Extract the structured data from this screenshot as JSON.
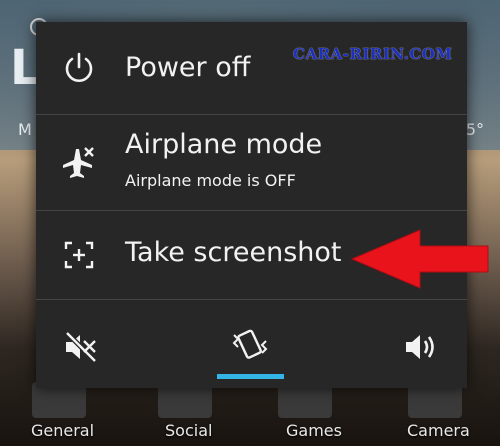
{
  "background": {
    "widget_letter": "L",
    "widget_left_text": "M",
    "widget_right_text": "5°",
    "dock": [
      {
        "label": "General"
      },
      {
        "label": "Social"
      },
      {
        "label": "Games"
      },
      {
        "label": "Camera"
      }
    ]
  },
  "watermark": "CARA-RIRIN.COM",
  "menu": {
    "power_off": {
      "label": "Power off",
      "icon": "power-icon"
    },
    "airplane": {
      "label": "Airplane mode",
      "status": "Airplane mode is OFF",
      "icon": "airplane-icon"
    },
    "screenshot": {
      "label": "Take screenshot",
      "icon": "screenshot-icon"
    }
  },
  "sound_modes": {
    "items": [
      "silent-icon",
      "vibrate-icon",
      "sound-on-icon"
    ],
    "selected": "vibrate",
    "accent_color": "#33b5e5"
  },
  "annotation": {
    "arrow_color": "#e8131b"
  }
}
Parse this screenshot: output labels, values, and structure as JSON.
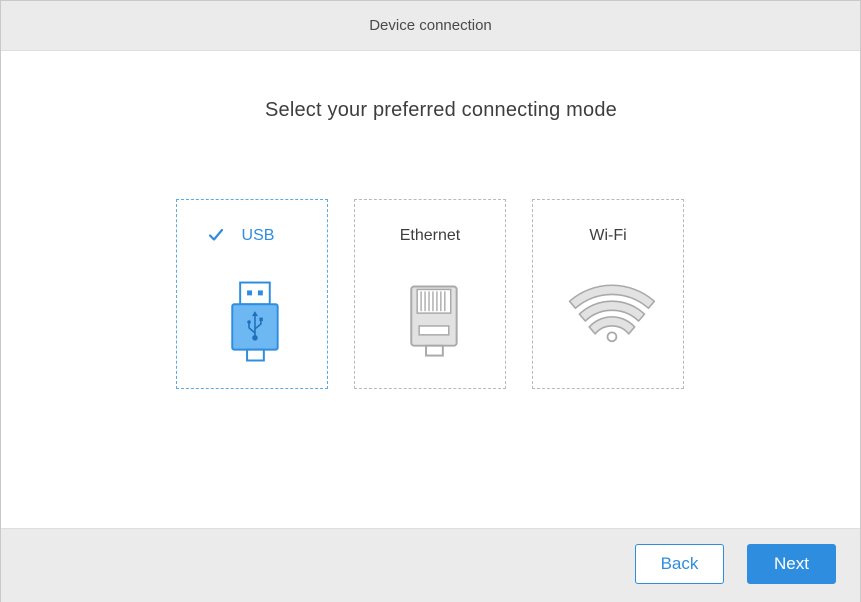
{
  "window": {
    "title": "Device connection"
  },
  "main": {
    "heading": "Select your preferred connecting mode",
    "options": [
      {
        "label": "USB",
        "icon": "usb-icon",
        "selected": true
      },
      {
        "label": "Ethernet",
        "icon": "ethernet-icon",
        "selected": false
      },
      {
        "label": "Wi-Fi",
        "icon": "wifi-icon",
        "selected": false
      }
    ]
  },
  "footer": {
    "back_label": "Back",
    "next_label": "Next"
  },
  "colors": {
    "accent": "#2f8de0",
    "usb_fill": "#6db8f2",
    "icon_gray": "#a9a9a9",
    "titlebar_bg": "#ebebeb"
  }
}
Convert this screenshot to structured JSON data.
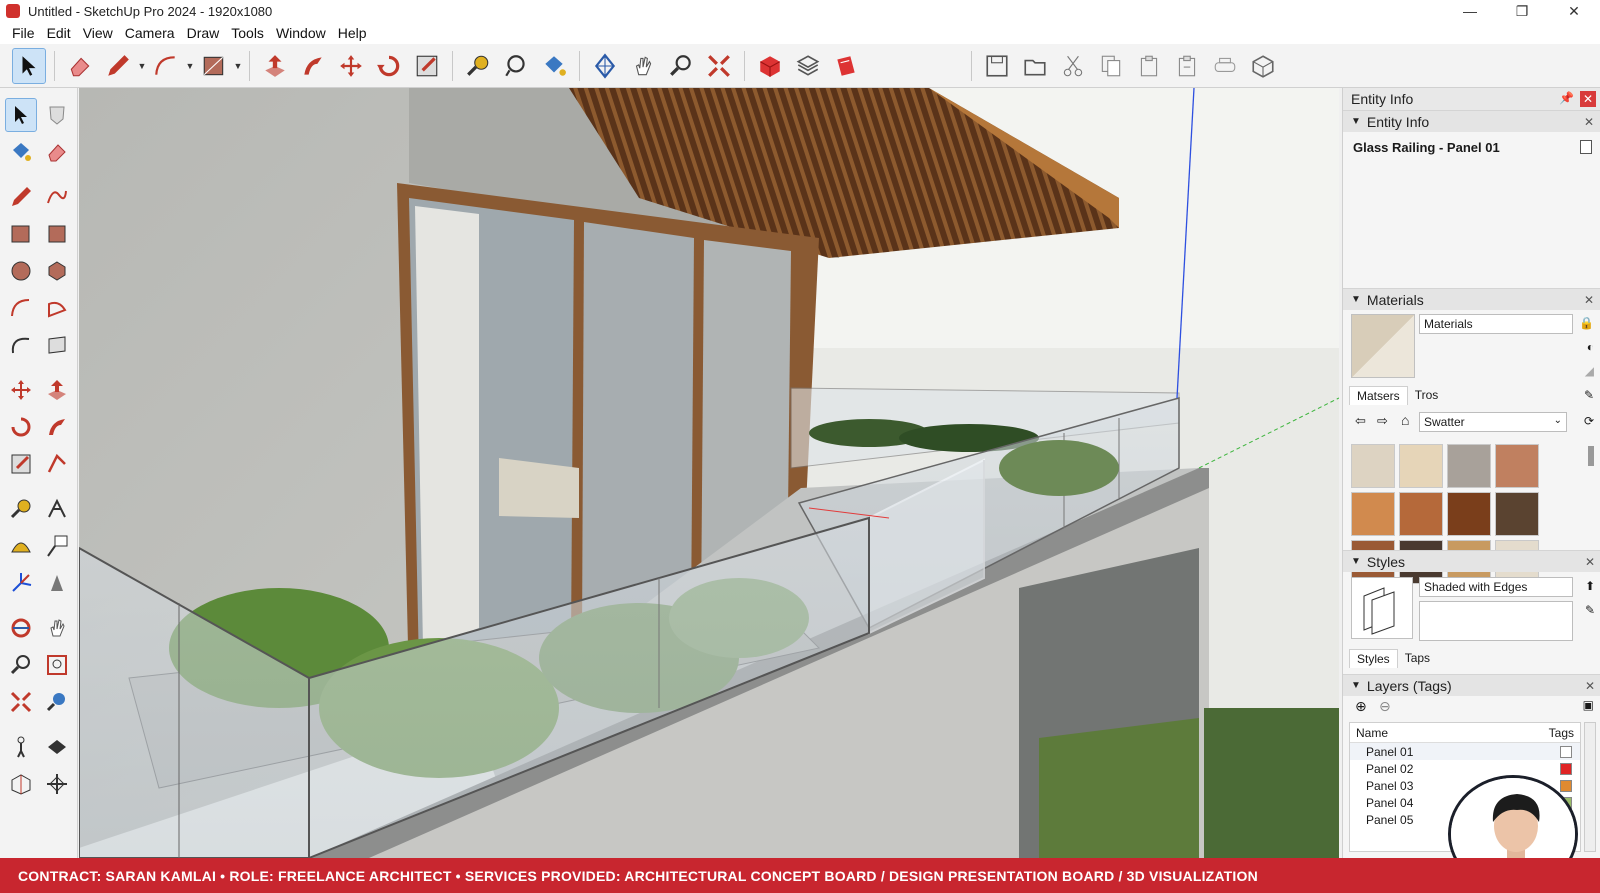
{
  "window": {
    "title": "Untitled - SketchUp Pro 2024 - 1920x1080",
    "controls": [
      "—",
      "❐",
      "✕"
    ]
  },
  "menu": [
    "File",
    "Edit",
    "View",
    "Camera",
    "Draw",
    "Tools",
    "Window",
    "Help"
  ],
  "toolbar": {
    "tools": [
      "select-tool",
      "eraser-tool",
      "line-tool",
      "arc-tool",
      "rectangle-tool",
      "push-pull-tool",
      "follow-me-tool",
      "move-tool",
      "rotate-tool",
      "scale-tool",
      "tape-measure-tool",
      "dimension-tool",
      "paint-bucket-tool",
      "orbit-tool",
      "pan-tool",
      "zoom-tool",
      "zoom-extents-tool",
      "3d-warehouse",
      "extension-warehouse",
      "layout-send",
      "save",
      "open",
      "cut",
      "copy",
      "paste",
      "paste-in-place",
      "print",
      "model-info"
    ]
  },
  "entity_info": {
    "tray_title": "Entity Info",
    "section": "Entity Info",
    "name": "Glass Railing - Panel 01"
  },
  "materials": {
    "section": "Materials",
    "name_field": "Materials",
    "tabs": [
      "Matsers",
      "Tros"
    ],
    "library": "Swatter",
    "swatches": [
      "#ddd3c2",
      "#e6d5b8",
      "#a8a19a",
      "#c08060",
      "#d18a4e",
      "#b5693a",
      "#7a3e1b",
      "#5a4330",
      "#9a5a35",
      "#4a3a30",
      "#c89a60",
      "#e4dccd"
    ]
  },
  "styles": {
    "section": "Styles",
    "name_field": "Shaded with Edges",
    "tabs": [
      "Styles",
      "Taps"
    ]
  },
  "layers": {
    "section": "Layers (Tags)",
    "col_name": "Name",
    "col_tags": "Tags",
    "rows": [
      {
        "name": "Panel 01",
        "color": "#ffffff"
      },
      {
        "name": "Panel 02",
        "color": "#e02424"
      },
      {
        "name": "Panel 03",
        "color": "#e08a30"
      },
      {
        "name": "Panel 04",
        "color": "#9bbd6a"
      },
      {
        "name": "Panel 05",
        "color": "#6a8fd0"
      }
    ]
  },
  "banner": {
    "text": "CONTRACT: SARAN KAMLAI  • ROLE: FREELANCE ARCHITECT  • SERVICES PROVIDED: ARCHITECTURAL CONCEPT BOARD / DESIGN PRESENTATION BOARD / 3D VISUALIZATION"
  },
  "colors": {
    "accent": "#c8262f",
    "select_blue": "#cde3f7"
  }
}
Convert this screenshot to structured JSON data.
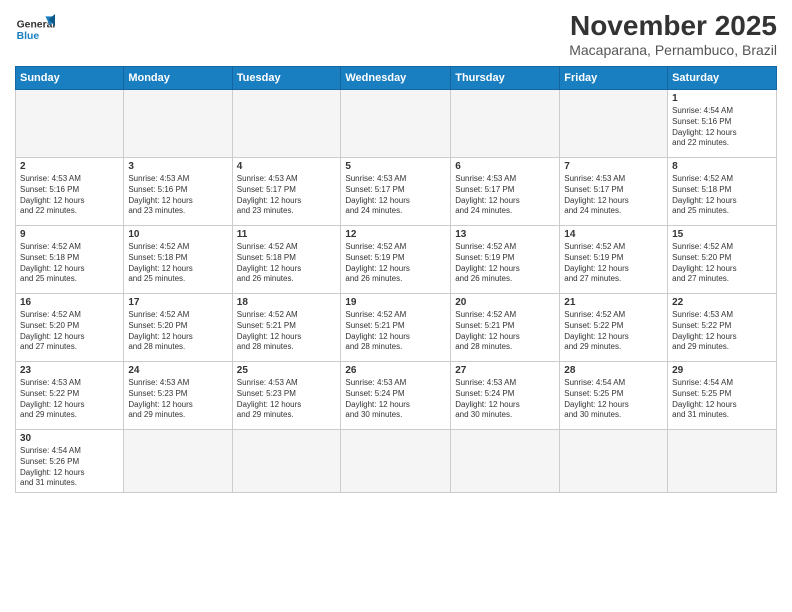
{
  "header": {
    "logo_general": "General",
    "logo_blue": "Blue",
    "month_title": "November 2025",
    "location": "Macaparana, Pernambuco, Brazil"
  },
  "days_of_week": [
    "Sunday",
    "Monday",
    "Tuesday",
    "Wednesday",
    "Thursday",
    "Friday",
    "Saturday"
  ],
  "weeks": [
    [
      {
        "day": "",
        "info": ""
      },
      {
        "day": "",
        "info": ""
      },
      {
        "day": "",
        "info": ""
      },
      {
        "day": "",
        "info": ""
      },
      {
        "day": "",
        "info": ""
      },
      {
        "day": "",
        "info": ""
      },
      {
        "day": "1",
        "info": "Sunrise: 4:54 AM\nSunset: 5:16 PM\nDaylight: 12 hours\nand 22 minutes."
      }
    ],
    [
      {
        "day": "2",
        "info": "Sunrise: 4:53 AM\nSunset: 5:16 PM\nDaylight: 12 hours\nand 22 minutes."
      },
      {
        "day": "3",
        "info": "Sunrise: 4:53 AM\nSunset: 5:16 PM\nDaylight: 12 hours\nand 23 minutes."
      },
      {
        "day": "4",
        "info": "Sunrise: 4:53 AM\nSunset: 5:17 PM\nDaylight: 12 hours\nand 23 minutes."
      },
      {
        "day": "5",
        "info": "Sunrise: 4:53 AM\nSunset: 5:17 PM\nDaylight: 12 hours\nand 24 minutes."
      },
      {
        "day": "6",
        "info": "Sunrise: 4:53 AM\nSunset: 5:17 PM\nDaylight: 12 hours\nand 24 minutes."
      },
      {
        "day": "7",
        "info": "Sunrise: 4:53 AM\nSunset: 5:17 PM\nDaylight: 12 hours\nand 24 minutes."
      },
      {
        "day": "8",
        "info": "Sunrise: 4:52 AM\nSunset: 5:18 PM\nDaylight: 12 hours\nand 25 minutes."
      }
    ],
    [
      {
        "day": "9",
        "info": "Sunrise: 4:52 AM\nSunset: 5:18 PM\nDaylight: 12 hours\nand 25 minutes."
      },
      {
        "day": "10",
        "info": "Sunrise: 4:52 AM\nSunset: 5:18 PM\nDaylight: 12 hours\nand 25 minutes."
      },
      {
        "day": "11",
        "info": "Sunrise: 4:52 AM\nSunset: 5:18 PM\nDaylight: 12 hours\nand 26 minutes."
      },
      {
        "day": "12",
        "info": "Sunrise: 4:52 AM\nSunset: 5:19 PM\nDaylight: 12 hours\nand 26 minutes."
      },
      {
        "day": "13",
        "info": "Sunrise: 4:52 AM\nSunset: 5:19 PM\nDaylight: 12 hours\nand 26 minutes."
      },
      {
        "day": "14",
        "info": "Sunrise: 4:52 AM\nSunset: 5:19 PM\nDaylight: 12 hours\nand 27 minutes."
      },
      {
        "day": "15",
        "info": "Sunrise: 4:52 AM\nSunset: 5:20 PM\nDaylight: 12 hours\nand 27 minutes."
      }
    ],
    [
      {
        "day": "16",
        "info": "Sunrise: 4:52 AM\nSunset: 5:20 PM\nDaylight: 12 hours\nand 27 minutes."
      },
      {
        "day": "17",
        "info": "Sunrise: 4:52 AM\nSunset: 5:20 PM\nDaylight: 12 hours\nand 28 minutes."
      },
      {
        "day": "18",
        "info": "Sunrise: 4:52 AM\nSunset: 5:21 PM\nDaylight: 12 hours\nand 28 minutes."
      },
      {
        "day": "19",
        "info": "Sunrise: 4:52 AM\nSunset: 5:21 PM\nDaylight: 12 hours\nand 28 minutes."
      },
      {
        "day": "20",
        "info": "Sunrise: 4:52 AM\nSunset: 5:21 PM\nDaylight: 12 hours\nand 28 minutes."
      },
      {
        "day": "21",
        "info": "Sunrise: 4:52 AM\nSunset: 5:22 PM\nDaylight: 12 hours\nand 29 minutes."
      },
      {
        "day": "22",
        "info": "Sunrise: 4:53 AM\nSunset: 5:22 PM\nDaylight: 12 hours\nand 29 minutes."
      }
    ],
    [
      {
        "day": "23",
        "info": "Sunrise: 4:53 AM\nSunset: 5:22 PM\nDaylight: 12 hours\nand 29 minutes."
      },
      {
        "day": "24",
        "info": "Sunrise: 4:53 AM\nSunset: 5:23 PM\nDaylight: 12 hours\nand 29 minutes."
      },
      {
        "day": "25",
        "info": "Sunrise: 4:53 AM\nSunset: 5:23 PM\nDaylight: 12 hours\nand 29 minutes."
      },
      {
        "day": "26",
        "info": "Sunrise: 4:53 AM\nSunset: 5:24 PM\nDaylight: 12 hours\nand 30 minutes."
      },
      {
        "day": "27",
        "info": "Sunrise: 4:53 AM\nSunset: 5:24 PM\nDaylight: 12 hours\nand 30 minutes."
      },
      {
        "day": "28",
        "info": "Sunrise: 4:54 AM\nSunset: 5:25 PM\nDaylight: 12 hours\nand 30 minutes."
      },
      {
        "day": "29",
        "info": "Sunrise: 4:54 AM\nSunset: 5:25 PM\nDaylight: 12 hours\nand 31 minutes."
      }
    ],
    [
      {
        "day": "30",
        "info": "Sunrise: 4:54 AM\nSunset: 5:26 PM\nDaylight: 12 hours\nand 31 minutes."
      },
      {
        "day": "",
        "info": ""
      },
      {
        "day": "",
        "info": ""
      },
      {
        "day": "",
        "info": ""
      },
      {
        "day": "",
        "info": ""
      },
      {
        "day": "",
        "info": ""
      },
      {
        "day": "",
        "info": ""
      }
    ]
  ]
}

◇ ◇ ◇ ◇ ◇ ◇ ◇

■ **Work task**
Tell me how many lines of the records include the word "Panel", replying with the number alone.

■ **Exercise result**
6